Plot: Loki (Tom Hiddleston) has grand plans for the tesseract, a mysterious blue cube that is currently in the hands of S.H.I.E.L.D., where it is the focus of a barrage of tests and experiments. But Loki is able to tap into the energies of those experiments and open a portal, through which he snatches the tesseract and plots to turn it over to an alien race with hopes of a full scale invasion of earth. With Loki’s plan for world domination now in motion, Nick Fury (Samuel L. Jackson) calls upon The Avengers to assemble and roll into action. While the group possesses immense strength and is the best chance to fend off Loki’s invasion, there are also conflicts with the squad and of course, the need to learn how to trust and work with each other. Can these individual heroes somehow be turned into a cohesive unit?

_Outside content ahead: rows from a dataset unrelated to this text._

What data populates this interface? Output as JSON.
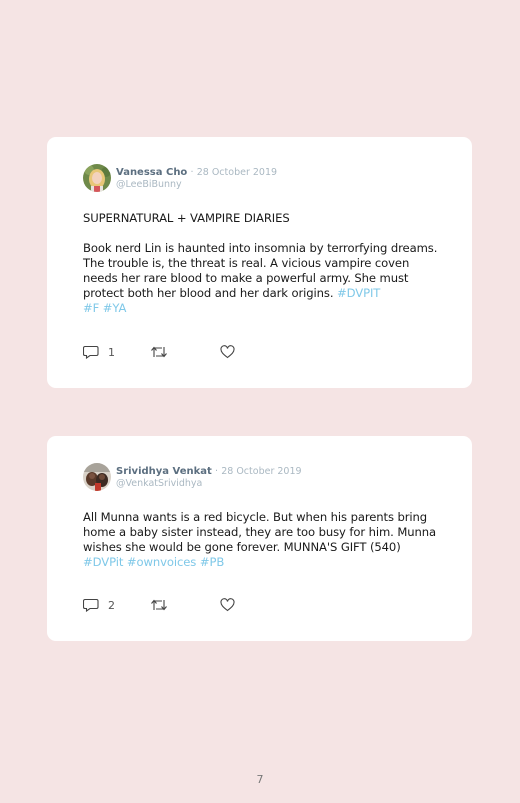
{
  "tweets": [
    {
      "author_name": "Vanessa Cho",
      "separator": "·",
      "date": "28 October 2019",
      "handle": "@LeeBiBunny",
      "title_line": "SUPERNATURAL + VAMPIRE DIARIES",
      "body": "Book nerd Lin is haunted into insomnia by terrorfying dreams. The trouble is, the threat is real. A vicious vampire coven needs her rare blood to make a powerful army. She must protect both her blood and her dark origins.",
      "hashtags": [
        "#DVPIT",
        "#F",
        "#YA"
      ],
      "reply_count": "1",
      "avatar_icon": "user-avatar-blonde",
      "icons": {
        "reply": "reply-icon",
        "retweet": "retweet-icon",
        "like": "heart-icon"
      }
    },
    {
      "author_name": "Srividhya Venkat",
      "separator": "·",
      "date": "28 October 2019",
      "handle": "@VenkatSrividhya",
      "body": "All Munna wants is a red bicycle. But when his parents bring home a baby sister instead, they are too busy for him. Munna wishes she would be gone forever. MUNNA'S GIFT (540)",
      "hashtags": [
        "#DVPit",
        "#ownvoices",
        "#PB"
      ],
      "reply_count": "2",
      "avatar_icon": "user-avatar-dark",
      "icons": {
        "reply": "reply-icon",
        "retweet": "retweet-icon",
        "like": "heart-icon"
      }
    }
  ],
  "page_number": "7",
  "colors": {
    "background": "#f5e4e4",
    "card": "#ffffff",
    "hashtag": "#7fc8e8",
    "name": "#5c6f80",
    "muted": "#aab8c2"
  }
}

Entertainment Value: The finale of the Marvel Cinematic Universe’s Phase One, The Avengers should have an absolute epic, the culmination of several films worth of world building and character development. But while it is cool to see all the heroes in the same battle, the movie just fails to capture the kind of awe this movie could have delivered, falling back instead on the usual Marvel formula. Even though these characters have had their movies in which to be established and develop, a lot of time is spent catching up those who might have missed those movies. I appreciate the attempt to not force people to watch all the other movies, but the point of a shared universe should be epic stories and moments, not rehashed backstories. In true Marvel fashion, the stakes are beyond low and Loki’s alien invasion never feels like a serious threat, with even the Avengers having fun most of the time. The need for comic relief is there of course, but not to the extent it is handled here. I think it would have been fine to put some real danger on the table and risk some lives, but instead we have a plain as tap water narrative that wastes the potential of the concept.
The finale is fun at times, but without a credible threat, it all seems like fluff and the last second risk to Iron Man is laughable. The Avengers simply lacks the backbone to put these characters in any kind of real danger and to me, that tanks the movie and removes all the tension. That leaves us with mediocre green screen work and some abysmal, low end CGI to fuel the action scenes, which makes no sense to me, given the massive budget involved here. The movie also drags on, with minimal narrative to stretch over the run time and even in the epic finale, things feel drawn out and dull at times, as there’s just no stakes involved. Marvel seems to think a movie has to be well over two hours to work, but I’d rather have a tight, effective 90 minutes than a bloated, filler packed mess like The Avengers. The cast performs well, with Robert Downey, Jr. in prime form and Tom Hiddleston camping it up, though the attempt to make Chris Hemsworth a source of humor fall flat as a pancake. I wanted to like The Avengers, as I love the old comic books and the concept seems like a can’t miss, but even superheroes need to seem vulnerable and this one offers zero stakes.